As we begin the new year and find ourselves in times of uncertainty, we are often faced with questions about how our decisions are made. Our school communities expect transparency, and while we can’t be all things to all people or give everyone what they want, we do our best to provide clear answers to questions that come our way. Additionally, when we make decisions – financial, program, or otherwise – we always do our best to keep the classroom experience and programming at the heart of those decisions. Sometimes, however, it is difficult to provide every detail and cover every nuance in our explanations.
We all know about the challenges in our schools and communities these days as a result of protracted and ongoing negotiations between the province and unions. The impact of this conflict in our schools cannot be denied. It is simply not business as usual, with many activities and events being curtailed or cancelled. This is true in both elementary and secondary schools alike at this time. We are seeing everything from report cards being interrupted, to lunch programs and field trips being cancelled, and of course, a significant impact on extra-curricular activities of all types being affected. Again, these things are not exclusive to elementary or secondary schools. Rather the negative impact of strike activity is being felt across all grades and in different ways. We also recognize and acknowledge the hardship on our students and families when we have to close schools on days when there is a full withdrawal of services.

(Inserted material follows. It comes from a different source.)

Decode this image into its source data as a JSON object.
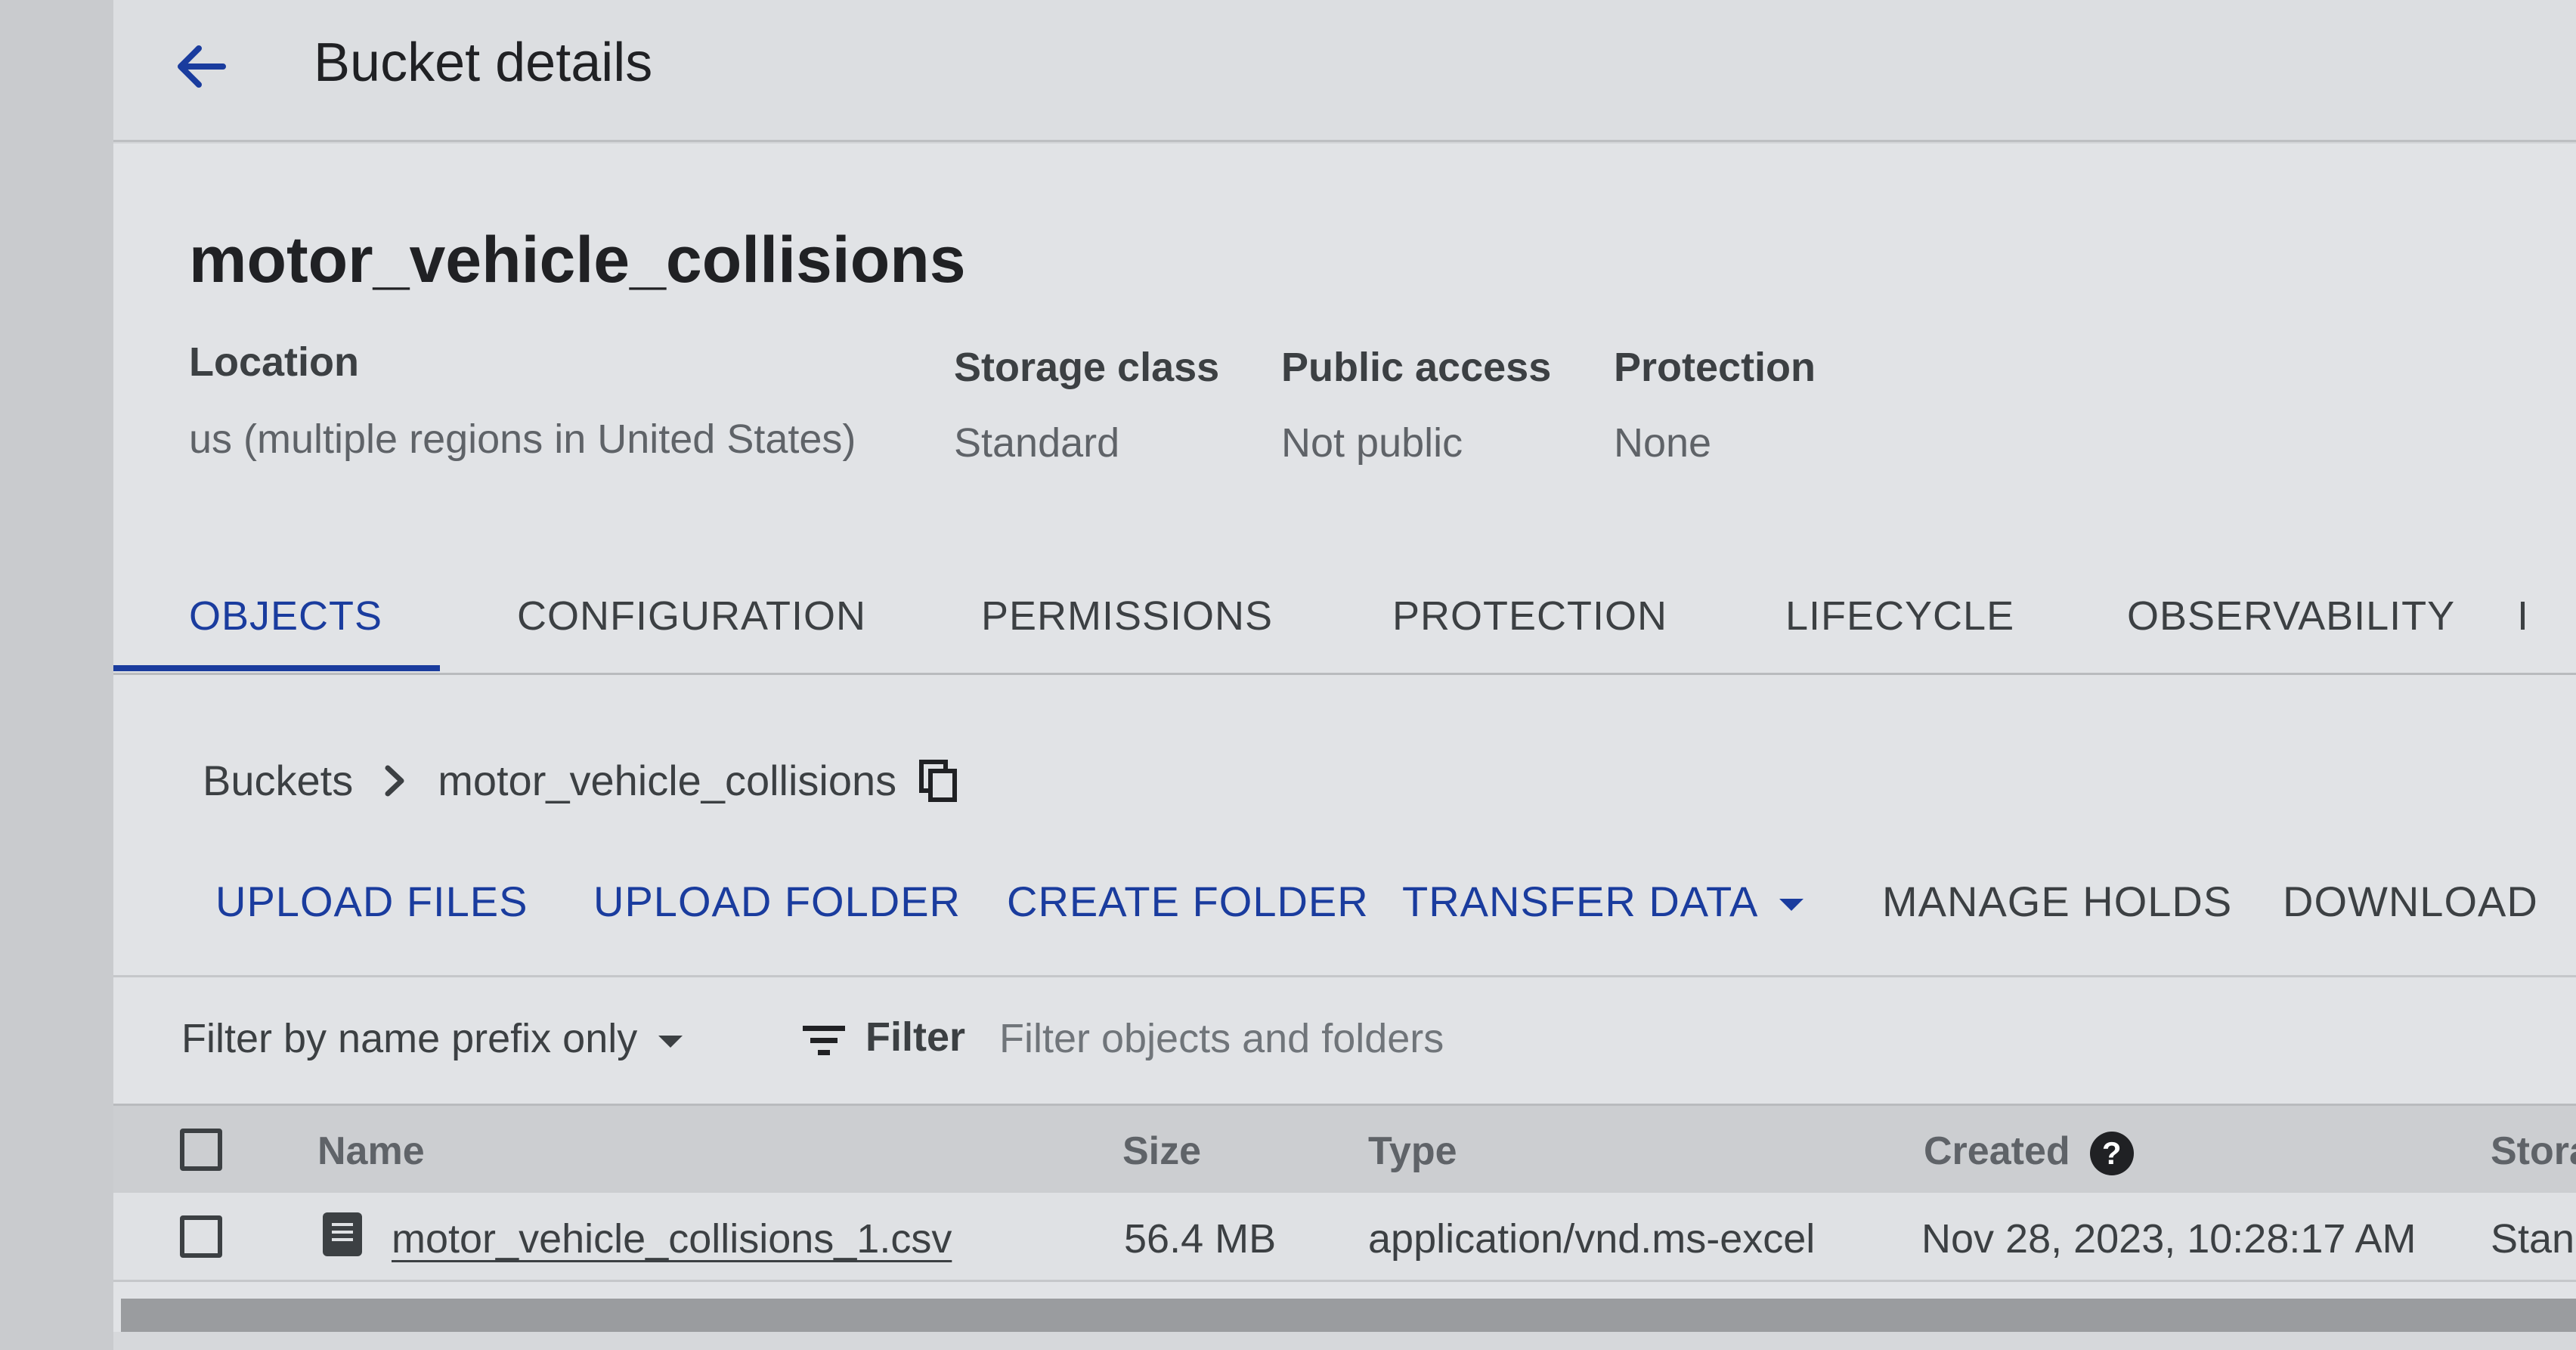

In Trillium Lakelands District School Board (TLDSB), senior administration has taken the step of requesting that all secondary extra-curricular activities be scheduled outside of the instructional day. We have been informed by one sports association that secondary extra-curricular sporting events may not be rescheduled. We know this is unpopular, as it has resulted in teachers not being released from their teaching duties to participate with students in league play or tournament events during the instructional day. We did not take this decision lightly and are aware that this is not an ideal situation. It is important to note, however, that our decision was made with the goal of protecting classroom programming to the fullest extent possible. For us, this means we want to make use of the limited number of secondary supply teachers to support classroom programming first and foremost.
We have been asked why we need supply teachers when this was not a problem a month or two ago. The simple answer is, that up until recently, secondary teachers would cover classes as part of their collective agreement responsibilities. These “on calls” allow schools generally, though not always, to have enough staff to cover absent teachers, for whatever reason, including participation in field trips and sporting events in addition to other reasons that may cause someone to be absent from work. Recently, the Ontario Secondary School Teachers Federation (OSSTF) has indicated that “on calls” for teachers will be struck work as part of job sanctions, and that teachers will no longer cover classes for absent colleagues. This is an unfortunate turn of events, and unacceptable to TLDSB administration, given the status of “on calls” in our local collective agreement. The impact of this is that all secondary teacher absences must be covered by occasional (supply) teachers or by school administration in the event there are not enough occasional teachers available.
We have also been asked why we don’t have enough occasional teachers to cover our classes. There isn’t a simple answer to this, and there are many variables that impact our ability to cover classes with occasional teachers. For example, we cannot predict how many teachers might be away on any given day. Illness, personal leave, bereavement, and other factors play a role in all our lives, and teachers are no different. For TLDSB, the ongoing challenge is being able to cover classes when these things occur. By reducing or eliminating the known absenteeism of our staff, we feel we are in a much better position to adequately maintain classroom programming.
It is important to note that our collective agreement with OSSTF speaks to only allowing a certain number of occasional teachers to be included on the roster for the system. Our agreement includes counting long term occasional and part time permanent teachers, as part of this roster. This has been highly problematic for TLDSB for many years, and there are many examples of not having enough “available” occasional teachers on any given day over the years. Availability can be impacted by many factors, including having people on multiple school board lists, such as neighbouring school boards, people on our lists who have competing interests for their time, such as extended periods of time away from the board, or people accepting work in other schools or boards. Inclusion of part time permanent teachers and all long term occasional teachers, as part of our overall allowable number in our collective agreement also limits the number of available occasional teachers we may have on any given day. We have been asked why we don’t simply hire more occasional teachers. The answer is quite simple in that we take honouring collective agreements with our union partners very seriously.
When these factors combine, it does create a significant concern for us in terms of covering classroom programming. We have heard from many passionate individuals who care deeply about the extra-curricular programs in our schools. We have also heard from those who have passionately appealed to us to ensure their students continue to receive the excellent classroom programming they have been accustomed to in our schools. Managing everyone’s expectations is often difficult, and not something we take lightly. It is our hope that the parties involved in the current labour disputes can find the way forward and reach a reasonable resolution. Our students deserve to be in classrooms. They deserve a well-rounded school experience and a quality extra-curricular program.
Director of Education